Monday, August 23, 2010

Preparation is Everything

It's only 3 words. You'd think that it'd be easy to remember. You'd think that by now I'd be used to it. This is the advice I give to EVERYONE when they tell me that they're just learning about someone being on the spectrum. So, why do I always seem to forget?

All right -- I don't need to create a social story for every SINGLE situation (even though it would probably help). But the things that can set off one or both of my ASD kids can be baffling.

Take this weekend for example. Like (seemingly) all Moms in the DC metro area, I am making sure my kids are ready for the first day of school by making sure they have an adequate wardrobe and piles of accessories. Recently, I noticed that Simon's crocs (which he had been wearing all summer) are getting harder and harder to get on his foot. And he has become very uncomfortable in them, pulling them off whenever humanly possible. So, yes, his shoes are too small (if the crocs are too small, then so are his sneakers). So, on Sunday morning, we all head over to the local shopping mall to get him (and maybe Daniel too, if there's a good sale) some new sneakers (Rachel's sneakers are relatively new and fit just fine).

We arrive at the mall shortly after it opens and Simon and I make a bee-line for Stride Rite (they seem to be the only ones who know how to fit shoes for my kids). And I happily notice they have an ongoing sale so we can take care of Daniel's sneakers as well. I sign us in and take Simon to the boys' sneakers and start trying to find a pair that (1) doesn't need to be tied and (2) I like (and think that Simon would too). Simon is looking pensive -- I don't think he wants to be there -- the store is getting crowded and there are shoes around. But do I notice the signs? Not really. At least I'm ignoring them. He NEEDS these sneakers. I have no choice.

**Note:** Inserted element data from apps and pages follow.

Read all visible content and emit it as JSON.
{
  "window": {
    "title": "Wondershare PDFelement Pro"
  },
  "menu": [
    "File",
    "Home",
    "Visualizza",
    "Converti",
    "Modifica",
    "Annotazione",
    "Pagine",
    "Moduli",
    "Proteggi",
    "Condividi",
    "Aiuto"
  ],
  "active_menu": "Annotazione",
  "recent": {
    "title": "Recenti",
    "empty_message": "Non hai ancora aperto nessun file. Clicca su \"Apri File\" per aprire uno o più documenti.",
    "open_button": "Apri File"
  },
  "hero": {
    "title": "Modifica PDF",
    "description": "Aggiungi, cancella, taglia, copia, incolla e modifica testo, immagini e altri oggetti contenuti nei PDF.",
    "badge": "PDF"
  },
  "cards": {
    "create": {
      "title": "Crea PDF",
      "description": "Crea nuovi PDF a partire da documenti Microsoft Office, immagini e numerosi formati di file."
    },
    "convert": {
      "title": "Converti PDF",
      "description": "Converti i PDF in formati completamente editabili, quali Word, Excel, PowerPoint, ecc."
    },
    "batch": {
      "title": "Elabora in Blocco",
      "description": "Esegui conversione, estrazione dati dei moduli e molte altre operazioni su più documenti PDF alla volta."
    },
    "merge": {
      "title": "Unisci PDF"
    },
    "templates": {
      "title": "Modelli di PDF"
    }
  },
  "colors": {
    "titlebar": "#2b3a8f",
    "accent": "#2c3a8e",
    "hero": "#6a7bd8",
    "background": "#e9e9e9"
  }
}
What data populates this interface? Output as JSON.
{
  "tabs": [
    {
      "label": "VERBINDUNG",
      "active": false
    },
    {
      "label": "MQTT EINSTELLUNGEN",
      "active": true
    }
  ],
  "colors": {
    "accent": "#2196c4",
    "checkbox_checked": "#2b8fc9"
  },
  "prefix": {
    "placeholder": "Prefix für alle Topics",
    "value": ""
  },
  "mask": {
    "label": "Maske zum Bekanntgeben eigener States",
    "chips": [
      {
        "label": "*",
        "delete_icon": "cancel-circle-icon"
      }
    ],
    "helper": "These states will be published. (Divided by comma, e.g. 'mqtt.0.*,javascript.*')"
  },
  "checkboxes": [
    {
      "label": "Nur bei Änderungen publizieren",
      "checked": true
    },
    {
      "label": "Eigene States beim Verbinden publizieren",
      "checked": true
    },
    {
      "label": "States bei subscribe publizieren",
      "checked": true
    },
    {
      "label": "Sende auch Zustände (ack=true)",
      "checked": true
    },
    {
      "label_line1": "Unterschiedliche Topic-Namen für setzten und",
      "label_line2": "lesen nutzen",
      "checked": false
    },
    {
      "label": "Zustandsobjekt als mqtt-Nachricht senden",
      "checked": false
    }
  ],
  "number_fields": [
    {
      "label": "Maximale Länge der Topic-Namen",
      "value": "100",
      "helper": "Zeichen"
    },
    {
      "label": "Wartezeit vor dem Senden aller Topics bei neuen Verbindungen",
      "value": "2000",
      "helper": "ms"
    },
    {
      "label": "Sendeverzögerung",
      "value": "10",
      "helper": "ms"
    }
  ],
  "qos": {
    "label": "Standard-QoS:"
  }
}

About 5 minutes later, our name gets called and I bring over the sneakers that I think will work. I inform the sales person of the size that I estimate Simon's feet to be and she prepares to measure his foot. Simon's body is stiffening. I warn her that he's autistic and she immediately changes demeanor -- she's suddenly moving much slower and is very careful how she approaches him (nice to have someone who knows how, in general, to deal with kids who are uncomfortable in the store). But we need to measure his foot. I take off his crocs. Normally, this is a moment of jubilation. But in the store, he starts to SCREAM. He's kicking as hard as he can and tries to get away. The sales person brought him everything that was available -- stickers, socks (something soft to hold), even some paper and a pen for him to draw on. Nope. No go. So, she took my word on the potential size and brought out that one, one above and one below.

I pull Simon's socks out of my backpack and start to put them on him. He's gone. He wants out of there and he doesn't want to try on shoes. He's making such a scene that people are standing as far back as the walls of the store will allow. I don't even WANT to know what they're thinking -- bad/abusive parent, problem child, or worse -- I just go about doing what I have to do to get those socks on his feet so when the shoes are available, we'll have no added delays. (note: this is one of those times that I wish I had a label on him that everyone could see that says he's autistic to just avoid the stares and glares) She brings out the shoes and the first pair we're trying to force on his feet. The second pair slips on easily, but appear to be snug. Good! Job DONE!!!!!! Take them off, put on the crocs (over the socks) and take him to the play area.

I then bring Daniel into the store and he's done in just a few minutes without incident. The difference between an ASD child and a non-ASD child.

I KNEW we were going shoe shopping over the weekend. I was even pretty certain that we'd be going on Sunday. I also knew it would likely be crowded at the store because it's a week before the start of the school year. All I had to do was periodically during the week pull out his socks and get him used to wearing them a bit again. Bring the sneakers out of the laundry room and remind him that he has shoes OTHER THAN his Thomas the Tank Engine crocs. That probably would have been enough to get us started. But I didn't. I forgot my own advice, AGAIN. And another "normal" activity became an ordeal.

So, once again, I need to remember, PREPARATION IS EVERYTHING!!!!!!!!!!


  1. While preparation is crucial, sometimes, even if you're totally prepared, things don't always go smoothly. The shoe thing for us used to be brutal. We did the best we could and prepared as best we could but sometimes, out of no where, the meltdown would just happen. If you find one of those little labels that let the staring crowd at the mall know it's autism and not a bratty kid tantrum, let me know. I've been looking for them for almost 12 years now.

  2. coming prepared doesn't always help either---- we had a massive event at a picnic last week--- I STILL have a scar on my shoulder from being bitten--- by my NON Autistic child! The one with autism set her off! ACK!

    I KNOW WHAT YOU MEAN about needing a label or sign for your child--- I'm SICK of people saying to me after the fact or the next time they see me what I should be doing differently as a parent to avoid meltdowns. Or my personal favorite " My ____ would get a POTCH if she acted like THAT!" um, yeah, I don't potch my children--- even if they weren't special needs. Maybe that's why my children will still love me when they're adults and yours won't want to speak to you anymore. (would love to say that to her face.... lol)